Look through the records below for lines containing the string "Shop", and report how many there are, nothing else.
────────────────
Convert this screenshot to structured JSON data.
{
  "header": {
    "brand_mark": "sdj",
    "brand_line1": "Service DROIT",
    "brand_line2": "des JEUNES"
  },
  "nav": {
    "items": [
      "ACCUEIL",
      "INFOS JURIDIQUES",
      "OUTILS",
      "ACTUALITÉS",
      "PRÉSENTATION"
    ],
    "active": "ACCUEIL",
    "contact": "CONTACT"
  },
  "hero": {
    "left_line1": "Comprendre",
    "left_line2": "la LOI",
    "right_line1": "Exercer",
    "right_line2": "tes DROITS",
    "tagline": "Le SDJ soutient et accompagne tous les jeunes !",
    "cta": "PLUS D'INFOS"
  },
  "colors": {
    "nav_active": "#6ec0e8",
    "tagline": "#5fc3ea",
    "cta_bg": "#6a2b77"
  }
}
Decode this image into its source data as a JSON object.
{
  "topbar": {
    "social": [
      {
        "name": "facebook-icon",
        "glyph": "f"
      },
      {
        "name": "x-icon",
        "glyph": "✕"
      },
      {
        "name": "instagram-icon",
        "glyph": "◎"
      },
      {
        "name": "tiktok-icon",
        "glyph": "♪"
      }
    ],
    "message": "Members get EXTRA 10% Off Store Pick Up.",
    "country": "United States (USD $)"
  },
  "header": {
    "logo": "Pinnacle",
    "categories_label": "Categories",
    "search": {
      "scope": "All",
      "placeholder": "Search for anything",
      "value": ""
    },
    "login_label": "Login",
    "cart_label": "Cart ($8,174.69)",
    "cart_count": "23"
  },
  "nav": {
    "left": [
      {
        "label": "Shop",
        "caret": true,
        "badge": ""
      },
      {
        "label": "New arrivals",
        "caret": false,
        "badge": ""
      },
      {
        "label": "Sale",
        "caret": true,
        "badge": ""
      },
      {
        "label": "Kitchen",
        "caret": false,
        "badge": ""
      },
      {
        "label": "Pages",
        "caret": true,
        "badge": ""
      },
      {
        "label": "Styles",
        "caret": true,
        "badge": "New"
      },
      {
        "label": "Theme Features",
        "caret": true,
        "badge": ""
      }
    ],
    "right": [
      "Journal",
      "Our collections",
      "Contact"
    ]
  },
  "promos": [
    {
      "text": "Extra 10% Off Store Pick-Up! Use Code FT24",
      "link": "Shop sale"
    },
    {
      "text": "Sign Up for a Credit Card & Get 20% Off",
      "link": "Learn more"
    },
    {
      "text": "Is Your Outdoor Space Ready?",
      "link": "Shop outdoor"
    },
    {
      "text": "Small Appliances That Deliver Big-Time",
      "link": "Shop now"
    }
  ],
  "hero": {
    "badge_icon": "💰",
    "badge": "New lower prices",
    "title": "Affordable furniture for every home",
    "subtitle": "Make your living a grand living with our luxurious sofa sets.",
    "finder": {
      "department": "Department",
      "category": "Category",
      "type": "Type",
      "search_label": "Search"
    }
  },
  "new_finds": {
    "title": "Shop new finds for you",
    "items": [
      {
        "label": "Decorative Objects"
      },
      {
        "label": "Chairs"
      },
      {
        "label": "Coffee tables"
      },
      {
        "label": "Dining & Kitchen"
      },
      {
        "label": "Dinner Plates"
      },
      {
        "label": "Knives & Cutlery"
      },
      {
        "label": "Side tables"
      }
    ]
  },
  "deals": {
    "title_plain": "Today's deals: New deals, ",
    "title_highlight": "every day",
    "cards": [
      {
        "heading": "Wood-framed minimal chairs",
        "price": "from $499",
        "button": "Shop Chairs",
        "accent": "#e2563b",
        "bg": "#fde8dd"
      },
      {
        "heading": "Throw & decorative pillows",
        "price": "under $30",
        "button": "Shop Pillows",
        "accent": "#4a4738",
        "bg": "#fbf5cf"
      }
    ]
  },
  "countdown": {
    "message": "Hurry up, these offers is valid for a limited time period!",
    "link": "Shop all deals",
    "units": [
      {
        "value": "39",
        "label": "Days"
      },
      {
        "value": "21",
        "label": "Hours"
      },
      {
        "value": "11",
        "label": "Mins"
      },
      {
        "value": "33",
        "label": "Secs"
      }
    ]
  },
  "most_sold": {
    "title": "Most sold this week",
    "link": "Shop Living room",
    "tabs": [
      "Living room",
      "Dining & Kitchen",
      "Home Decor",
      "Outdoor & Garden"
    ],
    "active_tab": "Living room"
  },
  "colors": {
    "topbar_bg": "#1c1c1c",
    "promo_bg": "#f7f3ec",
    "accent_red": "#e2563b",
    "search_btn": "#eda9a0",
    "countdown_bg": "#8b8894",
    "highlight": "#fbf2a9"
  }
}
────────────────
## ANSWER SECTION
9